The first group are the over-use or “over doing it” group. Let’s not forget what we have done for the 11 months prior to hunting season. If you are a sedentary person you can’t expect your body to respond well when you put on an extra 10-15 lbs. of gear and try to head thru the woods for miles at a time. Or more insane, trying to drag that 150 lb. deer out of the woods all by yourself. We see a lot of muscle strains and sprains from over use. Worst of all, a couple of hunters each year suffer from a heart attack while trying to overdo it. So be smart if you want to do a fair amount of walking during the hunting season. Get out and do some walking before you step out into the woods for the first time. Second, if you get that deer, get help and don’t try to drag it out of the woods by yourself.
The second group is the fall out of the tree stand group. This group is the one we see the most of in the clinic. It usually results in multiple serious injuries. There are a couple of things to keep in mind to reduce these incidents. First, inspect your equipment. For example, make sure your stand is solid, and make sure you have a safe way to get in and out of your stand. Inspect your tree, and don’t wait until the leaves are off. Check it out early in the season and make sure the tree you are using is alive, healthy, and does not have a bunch of dead limbs. Lastly, and most important, wear a harness. This is a simple thing that can save your life and prevent serious injury.
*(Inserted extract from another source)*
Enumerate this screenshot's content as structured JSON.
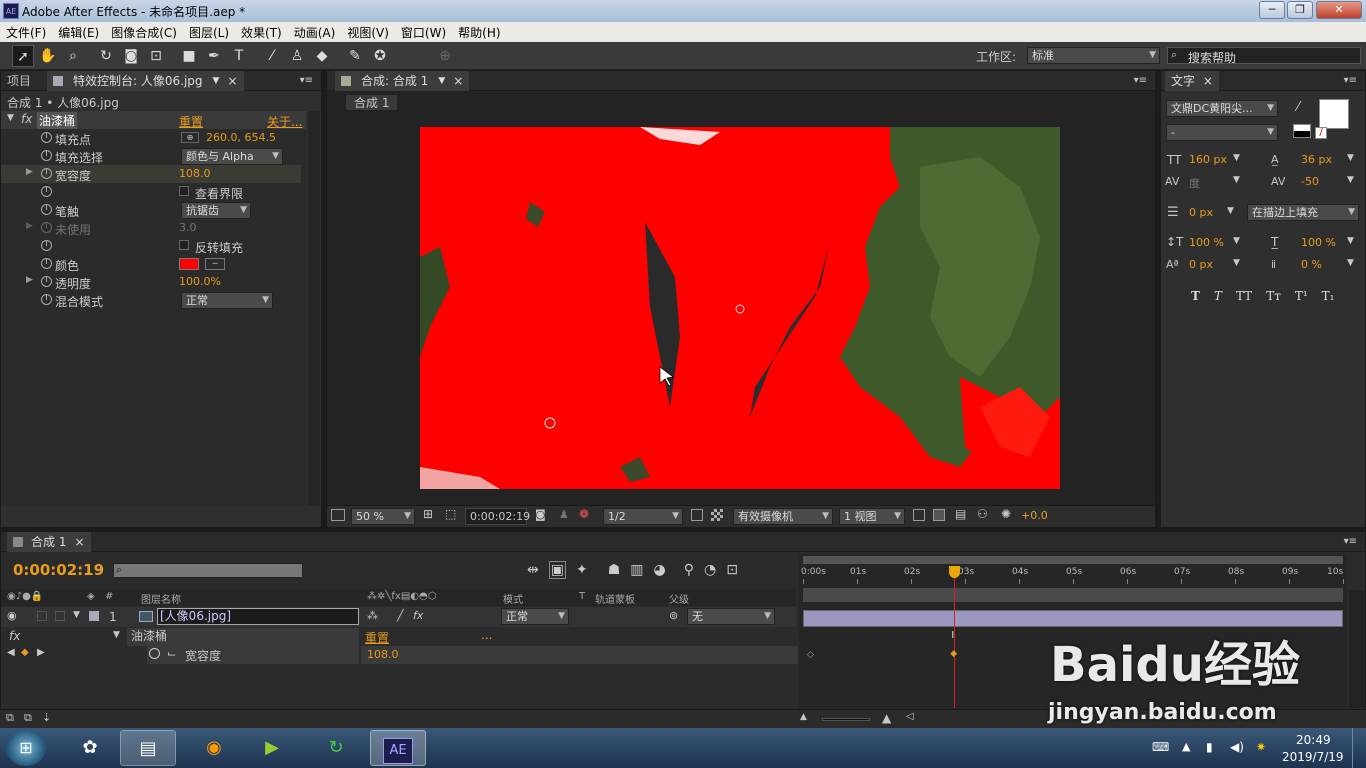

These are just a couple simple ideas to make your hunting trip safer and more enjoyable. Good luck this Fall!
By: Brian Colvin, PT
Physical therapy has been shown to be an effective means to help manage chronic pain. With today’s increasing dependence on opioid medication, there has been significant concern about dependency and addiction to these drugs. The American Physical Therapy Association has developed a white paper titled: Beyond Opioids: How Physical Therapy Can Transform Pain Management to Improve Health. The study shows how a physical therapist can identify and intervene.
Some of the risk factors that physical therapist can help identify include:
Once the contributors to someone’s pain is identified, the physical therapist can design an individualized treatment program combining the most appropriate techniques including exercise, manual therapy, and patient education.
If you’re dealing with persistent pain, whether you’re on pain medications or not, give us a call to see if we can help you manage, reduce, and eliminate your pain: 616-662-0990.
By: Steve Bartz, PT
Unfortunately, knee pain is common. The good news is, many cases of knee pain can be prevented, treated, and reduced or eliminated with proper treatment and exercise!
Here are a few tips for dealing with you knee pain. Remember, knee pain has many causes, and if you’re dealing with acute pain, severe pain, or knee pain from trauma, you should see your doctor or physical therapist to find the cause of your knee pain.
Air squats Backward lunges
Glute bridges Single leg balance
Calf raises Donkey kicks
Calf stretch 1 Calf stretch 2
Quad stretch Hamstring stretch
When should you see a doctor? If your pain is new, very painful, or persistent, it is a good idea to see a doctor or physical therapist right away and get advice on what treatment you may require or what your next steps should be.
By: Lisa Bartz, Certified Exercise Physiologist (C-EP)
Steve Bartz, PT